Once again, a Canadian dies in an Iran jail
"[Foreign Affairs Minister] Chrystia Freeland said Tuesday that Canada is 'seriously concerned by the situation surrounding the detention and death of [Kavous] Seyed-Emami. We expect the Government of Iran to provide information and answers…. We will continue to use every means at Canada's disposal to seek further information.' Strong words, but somewhat undercut by the fact Canada doesn't have an embassy in Tehran. The former Conservative government closed it in 2012, a poorly advised and much-criticized move at the time. The Trudeau government is now in the delicate position of demanding answers about Mr. Seyed-Emami while also pursuing its goal of re-establishing diplomatic ties." – Globe editorial
Get ready: A massive automation shift is coming for your job
"The robots are coming to take our jobs and Canada must do a lot more to deal with it. That's not the prediction of a doomsday prophet, but of the world's leading business consultant, the managing director of global firm McKinsey & Co. and chair of the Canadian government's Advisory Council on Economic Growth, Dominic Barton. Okay, admittedly Mr. Barton didn't exactly say the robots are taking over the planet. But he is warning that automation – robots, driverless cars, artificial intelligence, technological transformation – will disrupt millions of Canadian jobs, not far in the future, but in the next dozen years. Put another way: If you are 30 or 35 now, there's a good chance that not just your job, but the kind of job you do, will be eliminated – at the most inopportune time of life, when you are 40 to 55, perhaps with a mortgage and kids." – Campbell Clark

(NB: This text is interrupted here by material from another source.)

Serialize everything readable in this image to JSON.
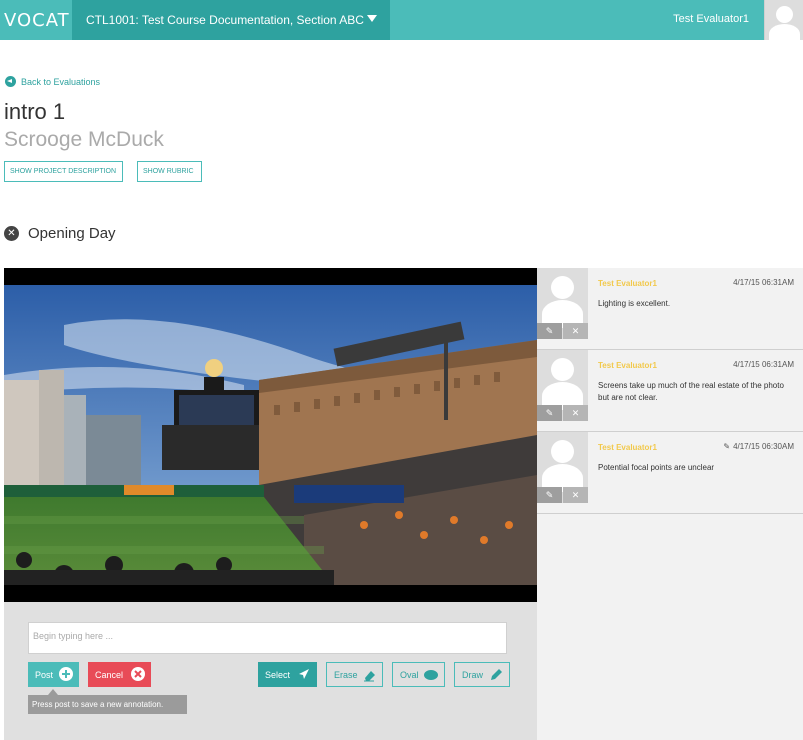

How do I stop myself from snacking?
No matter what you eat for lunch, it seems that by mid-afternoon you're standing in front of the office vending machine waiting for that bag of ketchup-flavoured potato chips to dispense. What can you do to break the spell? Try suppressing your cravings by distracting your nose with "diet aromatherapy," says Rachel Herz, a neuroscientist who teaches at Brown University and Boston College. Dr. Herz says that perfumes and scented oils aren't going to somehow change your metabolism or the way your body functions. Rather, they can help psychologically as diet aids, making you stop and think before you mindlessly reach for a snack.
MOMENT IN TIME
Canada appoints its first female senator
Feb. 15, 1930: It was once the most exclusive male club in Canada – until Cairine Wilson joined it. On this day in 1930, Wilson was appointed by then-prime minister William Lyon Mackenzie King as the country's first female senator. Her elevation to the post came four months after a landmark decision from the British Privy Council, which ruled that women were indeed persons, and therefore eligible to sit in the Senate of Canada. Wilson wasn't the natural first choice for the Red Chamber: the case that led to her appointment had been hard-fought by five Alberta feminists, including jurist Emily Murphy. But King chose Wilson – a mother of eight, Liberal organizer and daughter of Liberal senator Robert Mackay – for the historic position. She proved her independence, consistently taking progressive positions on subjects ranging from divorce to women's education, and later became known for helping European refugees flee the Nazis. In 1960, she was honoured with a marble bust in the Senate antechamber. It was installed under the bronze plaque that pays tribute to the Five Persons from Alberta: the women who fought for her right to join the club. – Laura Stone
Morning Update was written by Kristene Quan and Shelby Blackley.